  • XML | PDF | downloads: 12 | views: 15 | pages: 45-49
    Escherichia coli and Salmonella sp. are two primary pathogens because they are indicators of hygiene for food safety and may be at high risk of foodborne illness. This study aims to determine the prevalence of Escherichia coli and Salmonella sp. in traditional markets sold in East Barito Regency as food safety monitors. Chicken breast samples were taken from chicken traders in traditional markets in East Barito Regency. Test for the presence of Escherichia coli and Salmonella sp. using MC MediaPad was conducted. The presence of Escherichia coli and Salmonella sp. was detected 20% and 6.67% in chicken sold in traditional markets in East Barito Regency, respectively. With the presence of Escherichia coli and Salmonella sp., it is necessary to increase traders' awareness regarding hygiene and sanitation.
  • XML | PDF | downloads: 15 | views: 16 | pages: 50-60
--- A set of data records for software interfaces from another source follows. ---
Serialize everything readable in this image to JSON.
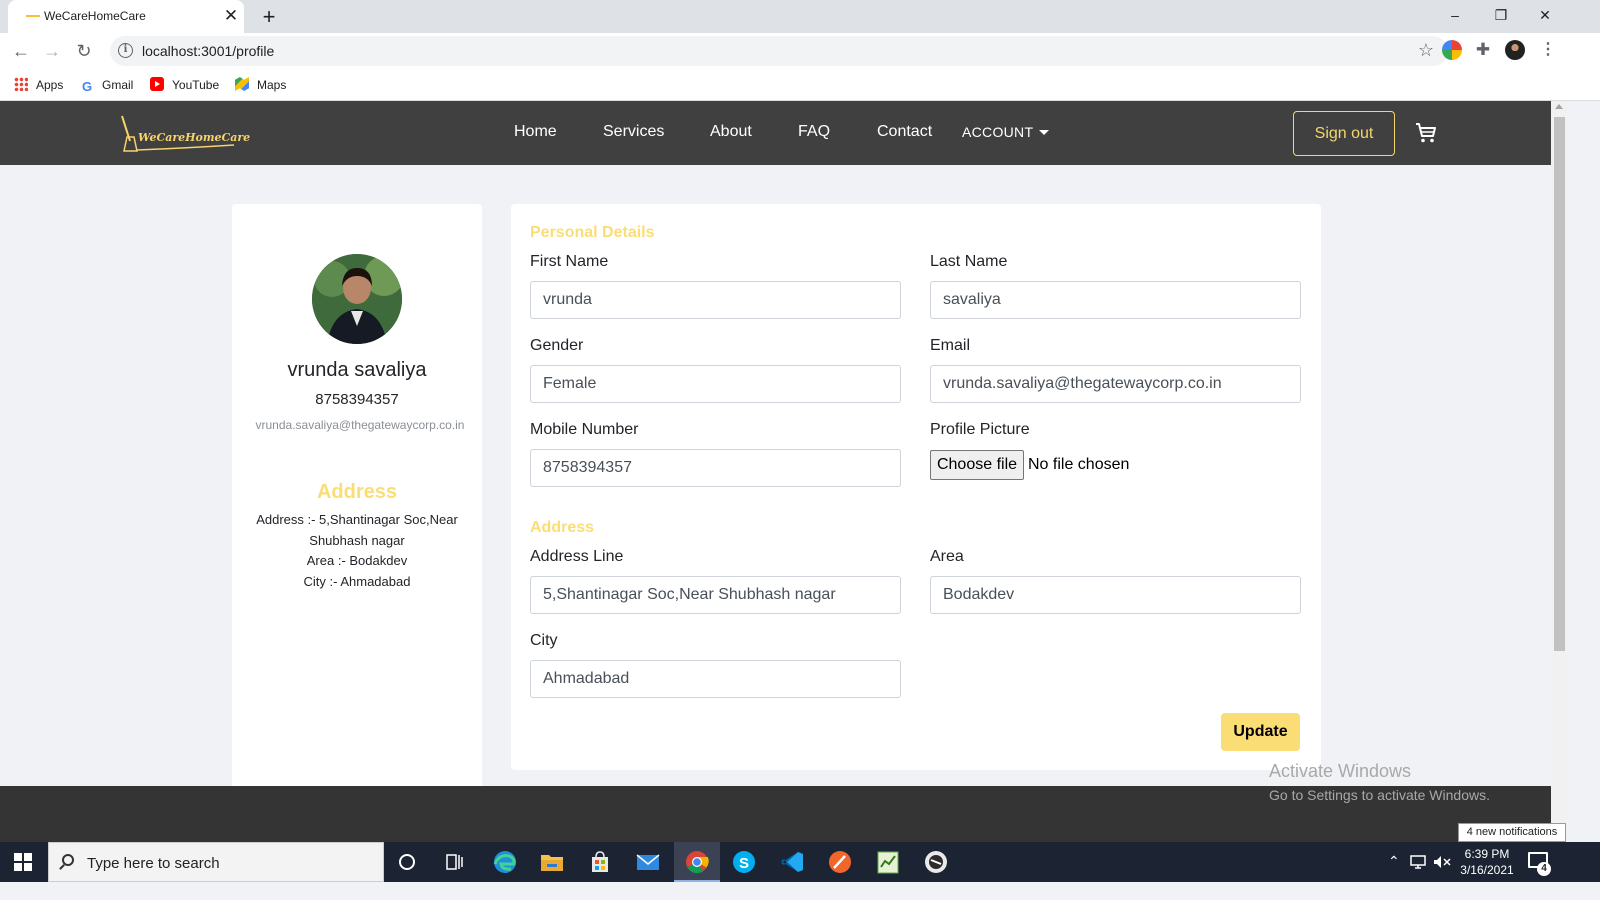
{
  "browser": {
    "tab_title": "WeCareHomeCare",
    "tab_close": "✕",
    "new_tab": "+",
    "url": "localhost:3001/profile",
    "bookmarks": [
      "Apps",
      "Gmail",
      "YouTube",
      "Maps"
    ],
    "window_controls": [
      "–",
      "❐",
      "✕"
    ]
  },
  "navbar": {
    "logo_text": "WeCareHomeCare",
    "links": [
      "Home",
      "Services",
      "About",
      "FAQ",
      "Contact"
    ],
    "account_label": "ACCOUNT",
    "signout_label": "Sign out",
    "cart_icon": "cart-icon"
  },
  "profile_card": {
    "name": "vrunda savaliya",
    "phone": "8758394357",
    "email": "vrunda.savaliya@thegatewaycorp.co.in",
    "address_heading": "Address",
    "address_lines": [
      "Address :- 5,Shantinagar Soc,Near",
      "Shubhash nagar",
      "Area :- Bodakdev",
      "City :- Ahmadabad"
    ]
  },
  "form": {
    "personal_heading": "Personal Details",
    "first_name": {
      "label": "First Name",
      "value": "vrunda"
    },
    "last_name": {
      "label": "Last Name",
      "value": "savaliya"
    },
    "gender": {
      "label": "Gender",
      "value": "Female"
    },
    "email": {
      "label": "Email",
      "value": "vrunda.savaliya@thegatewaycorp.co.in"
    },
    "mobile": {
      "label": "Mobile Number",
      "value": "8758394357"
    },
    "profile_picture": {
      "label": "Profile Picture",
      "button": "Choose file",
      "status": "No file chosen"
    },
    "address_heading": "Address",
    "address_line": {
      "label": "Address Line",
      "value": "5,Shantinagar Soc,Near Shubhash nagar"
    },
    "area": {
      "label": "Area",
      "value": "Bodakdev"
    },
    "city": {
      "label": "City",
      "value": "Ahmadabad"
    },
    "update_label": "Update"
  },
  "watermark": {
    "title": "Activate Windows",
    "subtitle": "Go to Settings to activate Windows."
  },
  "taskbar": {
    "search_placeholder": "Type here to search",
    "notification_tip": "4 new notifications",
    "time": "6:39 PM",
    "date": "3/16/2021",
    "notification_count": "4"
  },
  "colors": {
    "navbar_bg": "#404040",
    "accent": "#fbdd76",
    "footer_bg": "#343434",
    "page_bg": "#f0f2f5"
  }
}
    The objective of this study is to determine the effect of mango leaves in preserving the varied concentrations of metals (sodium, potassium, calcium, magnesium, and phosphorus) present in two tomato varieties in Sokoto, Nigeria. After the application of different mango leaves extracts in the postharvest preservation of Daneka tomato fruits in a randomized control design, and atomic absorption spectrophotometry of macro elements; the most elevated concentrations noticed significant difference at (p<0.05) were revealed in potassium (1.20±0.002 to 3.00±0.001 ppm), and calcium (1.27±0.003 to 2.15±0.002 ppm). The lower levels of metals noticed upon storage under mango leaves are revealed by phosphorus (1.10±0.002 to1.37±0.002 ppm), and sodium (0.90±0.001 to 1.30±0.001 ppm); and the least was revealed by magnesium (0.61±0.001 to 0.86±0.001 ppm). The different concentrations of elements upon addition of mango leaves in the postharvest preservation of UTC tomatoes in Sokoto, Nigeria show, the elevated concentrations revealed by phosphorus (2.5±0.001 to 3.8±0.004 ppm), potassium (2.00±0.001 to 2.99±0.001 ppm), and magnesium (1.01±0.001 to 2.59±0.001 ppm). The lower concentrations were observed in calcium (1.34±0.001 to 1.70±0.001 ppm), and sodium (0.55±0.005 to 1.80±0.002 ppm). The mango leaves possessed potential to preserve the Na, K, Ca, Mg, and P levels in tomatoes; thus could serve as cheap, accessible, and sustainable preservative in the state when improved.
View All Issues